On Saturday night I arrived at his house, where David introduced me by doing ten minutes of my material. I thought: “I hope he doesn’t expect a refund for that – I’ve got only 20 minutes left.”
Jews inviting Muslims to entertain them. How the tables have turned. And it really was a Jewish affair, lots of laughter, with a lovely buffet at which his wife and I bonded over the best kosher hot dogs in Crouch End.
Much more fun than the Essex pub where I had to perform later, which looked like a prison canteen. I hate New Year’s Eve. It’s full of drunk people getting more drunk, promising not to get drunk from tomorrow, then throwing up outside Dixons, fighting in Burger King, and getting on the wrong bus for fun. If I wanted to see fights like that, I’d wait for the sales in Primark.
This Essex pub was quaint. I walked in and there were about 60 people, not looking particularly happy, like someone in the community had died and they’d met up at the local pub for the post-funeral drink. A buffet had been laid out on the snooker table: sausage rolls, crisps, cheese on sticks. Most of it had not been touched. People were queuing up beside the table to have their photograph taken with the buffet.

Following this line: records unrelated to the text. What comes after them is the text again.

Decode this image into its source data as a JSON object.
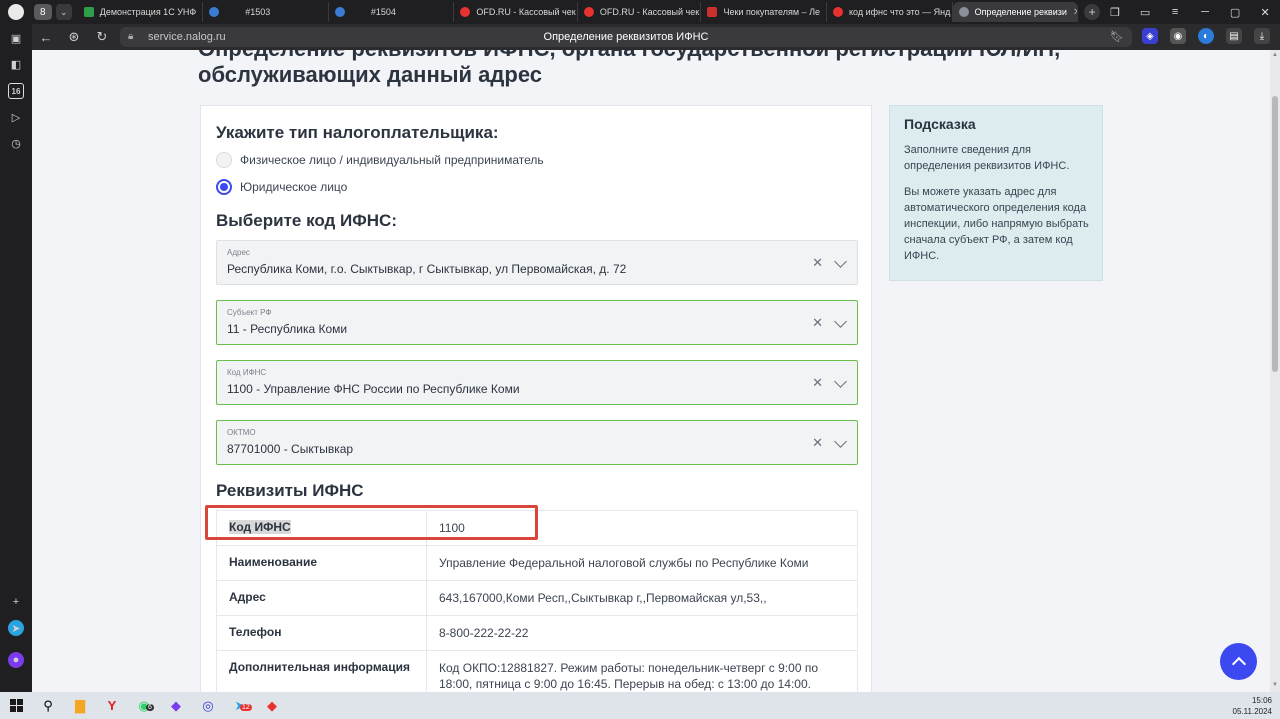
{
  "browser": {
    "tab_count": "8",
    "tabs": [
      {
        "label": "Демонстрация 1С УНФ",
        "color": "#2e9d4a"
      },
      {
        "label": "#1503",
        "color": "#3a7bd5"
      },
      {
        "label": "#1504",
        "color": "#3a7bd5"
      },
      {
        "label": "OFD.RU - Кассовый чек",
        "color": "#e8322f"
      },
      {
        "label": "OFD.RU - Кассовый чек",
        "color": "#e8322f"
      },
      {
        "label": "Чеки покупателям – Ле",
        "color": "#c9302c"
      },
      {
        "label": "код ифнс что это — Янд",
        "color": "#e8322f"
      },
      {
        "label": "Определение реквизи",
        "color": "#8a8f98"
      }
    ],
    "url": "service.nalog.ru",
    "page_title": "Определение реквизитов ИФНС",
    "sidebar_badge": "16"
  },
  "page": {
    "heading": "Определение реквизитов ИФНС, органа государственной регистрации ЮЛ/ИП, обслуживающих данный адрес",
    "taxpayer_title": "Укажите тип налогоплательщика:",
    "radio_options": [
      {
        "label": "Физическое лицо / индивидуальный предприниматель",
        "checked": false
      },
      {
        "label": "Юридическое лицо",
        "checked": true
      }
    ],
    "ifns_title": "Выберите код ИФНС:",
    "fields": {
      "address": {
        "label": "Адрес",
        "value": "Республика Коми, г.о. Сыктывкар, г Сыктывкар, ул Первомайская, д. 72"
      },
      "subject": {
        "label": "Субъект РФ",
        "value": "11 - Республика Коми"
      },
      "ifns_code": {
        "label": "Код ИФНС",
        "value": "1100 - Управление ФНС России по Республике Коми"
      },
      "oktmo": {
        "label": "ОКТМО",
        "value": "87701000 - Сыктывкар"
      }
    },
    "requisites_title": "Реквизиты ИФНС",
    "requisites": [
      {
        "key": "Код ИФНС",
        "value": "1100"
      },
      {
        "key": "Наименование",
        "value": "Управление Федеральной налоговой службы по Республике Коми"
      },
      {
        "key": "Адрес",
        "value": "643,167000,Коми Респ,,Сыктывкар г,,Первомайская ул,53,,"
      },
      {
        "key": "Телефон",
        "value": "8-800-222-22-22"
      },
      {
        "key": "Дополнительная информация",
        "value": "Код ОКПО:12881827. Режим работы: понедельник-четверг с 9:00 по 18:00, пятница с 9:00 до 16:45. Перерыв на обед: с 13:00 до 14:00. Выходной: суббота, воскресенье."
      }
    ],
    "hint": {
      "title": "Подсказка",
      "p1": "Заполните сведения для определения реквизитов ИФНС.",
      "p2": "Вы можете указать адрес для автоматического определения кода инспекции, либо напрямую выбрать сначала субъект РФ, а затем код ИФНС."
    },
    "accent_color": "#3c49f0",
    "highlight_color": "#d9463b"
  },
  "taskbar": {
    "whatsapp_badge": "6",
    "telegram_badge": "12",
    "time": "15:06",
    "date": "05.11.2024"
  }
}
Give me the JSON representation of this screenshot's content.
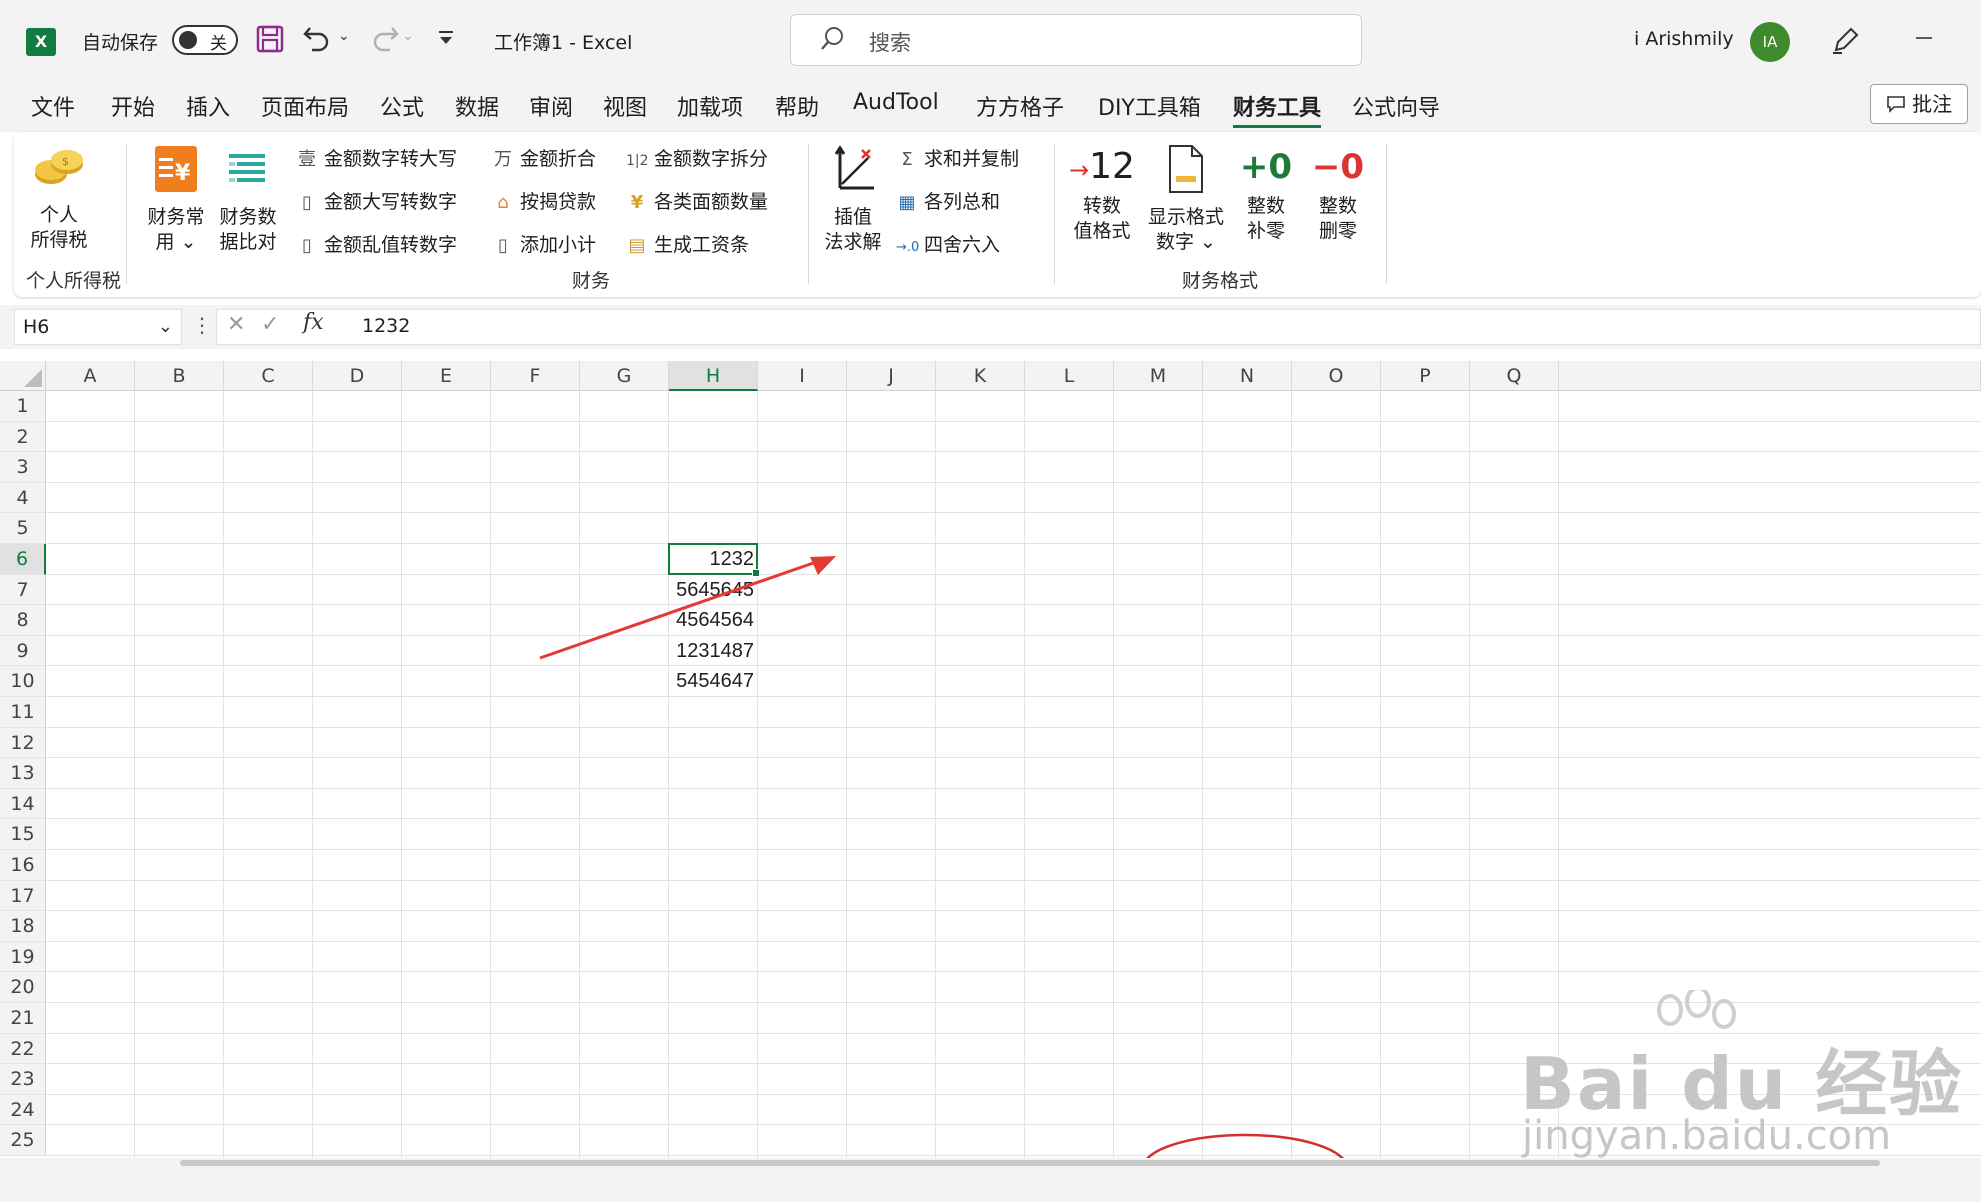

It was like a commercial for Asda.
There was a dartboard on the wall, next to which there was a notice that said: “To obtain darts a £5 deposit is required which will be returned when darts are handed back to staff – not at staff.”
Eighties records were playing. There was tinsel lining the maroon walls, and a reddish-brown carpet which, if someone had been sick on it, no one would have noticed.
To create a bit of atmosphere, there were two flashing lights. The DJ was a fatherly figure wearing khaki trousers and an M&S rugby shirt. He had an alarm clock sitting on top of his cassette deck and set at midnight, presumably to let him know to get out of there.
Halfway through my set, a muscleman approached me onstage and shouted in my face: “F**k off.” I only said I’d seen his shirt in Matalan.
I got escorted to my car and was paid in the car park. It was like Crimewatch.
I wanted to get out of there so fast, I actually drove the wrong way up a one-way street and round a mini-roundabout. If the police had stopped me, I’d have said I was doing it in self-defence.
To end a strange night, while driving up the motorway, I received a text message from these girls called Pam and Poppy. It read, “We’re models trying to get hold of Russell Brand. Please tell him to get in touch.” I thought it was a joke. A couple of minutes later, they called.
“We want to get hold of Russell Brand and Jason Donovan. We were wondering if you could tell them we called. We’ve met Jason Donovan a few times and would like to hang out with him.”
I want to hang out with George Clooney, but I don’t ring up Michael Douglas in the hope that he might know him and ask him to drop me a line.
I’m thinking of giving Poppy and Pam my dad’s number. That’ll teach them a lesson. Then I’ll start a pimping agency. This time next year I’ll be a billionaire.